In a way, the closest music to this was Gavin Bryars’ incredible Jesus Blood Never Failed Me Yet, but the Gaelic language gave it special impetus.
Like Gustav Mahler’s song cycles for two soloists, the voices of Lionáird and Hanley never come together. Except in two cases, where they sang as one, and where Ms. Hanley doffed her American do-gooder stance and became her Irish counterpart. These are stirring moments. These are moments when the power, of the bilingual words, the terror of humanity’s inhumanity, the truth of famine and the sheer personal artistry are almost overpowering.
Behind the voices was Alarm Will Sound, were those 20-odd brilliant musicians under the baton of Alan Pierson. This was a music of unending throbbing. Not lyrical, rarely soloistic, but a tormenting tapestry of overlaying harmonies, intensity, unending blocks of sound intercepting each other. Not even attempting to reflect the words of this...er, cantata (I can’t think of another word). But underlying the whole schemata like a cosmic force.
Having ignored the original operatic production of The Hunger, I should be flailing myself with a hardwood shillelagh. Yet that was a documentary opera, with interviews, videos, with all the background necessary to understand this great famine.
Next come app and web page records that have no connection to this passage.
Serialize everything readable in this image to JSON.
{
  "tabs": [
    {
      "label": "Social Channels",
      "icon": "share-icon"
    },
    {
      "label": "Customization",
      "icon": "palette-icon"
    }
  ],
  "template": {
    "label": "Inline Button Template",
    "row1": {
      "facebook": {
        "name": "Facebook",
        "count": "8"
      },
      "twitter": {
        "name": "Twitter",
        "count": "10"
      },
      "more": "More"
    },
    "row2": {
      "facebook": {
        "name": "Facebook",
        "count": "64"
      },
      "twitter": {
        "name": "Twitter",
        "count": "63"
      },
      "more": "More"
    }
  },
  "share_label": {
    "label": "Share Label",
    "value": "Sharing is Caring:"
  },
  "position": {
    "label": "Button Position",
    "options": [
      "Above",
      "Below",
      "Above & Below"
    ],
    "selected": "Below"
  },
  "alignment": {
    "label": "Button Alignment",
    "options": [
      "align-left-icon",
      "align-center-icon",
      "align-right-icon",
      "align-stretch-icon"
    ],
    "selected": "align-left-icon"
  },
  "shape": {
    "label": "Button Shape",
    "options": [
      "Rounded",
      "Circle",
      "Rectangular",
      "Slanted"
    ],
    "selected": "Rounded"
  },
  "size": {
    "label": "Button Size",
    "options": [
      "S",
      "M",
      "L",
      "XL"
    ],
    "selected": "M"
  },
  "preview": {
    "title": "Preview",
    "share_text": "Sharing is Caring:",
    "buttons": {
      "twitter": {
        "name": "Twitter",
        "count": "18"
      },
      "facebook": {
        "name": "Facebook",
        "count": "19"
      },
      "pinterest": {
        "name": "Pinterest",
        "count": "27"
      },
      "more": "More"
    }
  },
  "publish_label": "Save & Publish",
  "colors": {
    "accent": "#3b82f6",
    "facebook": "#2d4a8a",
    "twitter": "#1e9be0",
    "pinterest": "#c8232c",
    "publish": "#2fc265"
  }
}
With this concert version, one heard, with all understated violence of hunger, a hopelessness, a horror and in the last words, the powerlessness which continues to this day.
The Hunger was proceeded with a work written originally for voice by one Eartheater (a.k.a. Alexandra Drewchin), who described her When Fire is Allowed to Finish as a piece about her problems of lost love, and whether or not to commit suicide. The original melodies had been orchestrated and arranged quite deftly, allowing Ms. Eartheater’s troubles to be enunciated by flautist Erin Lesser, leaving little impression.
Then again it was unfair to pair Eartheater’s (Ear-Theater’s?) personal grief with the suffering of humanity, encapsulated in Donnacha Dennehy’s great work. Listening to the sounds of the vocalists and the tremors of the orchestra, one realizes that dollars and love, dolors, religion and music itself are deceptive illusions compared to the truth of starvation itself.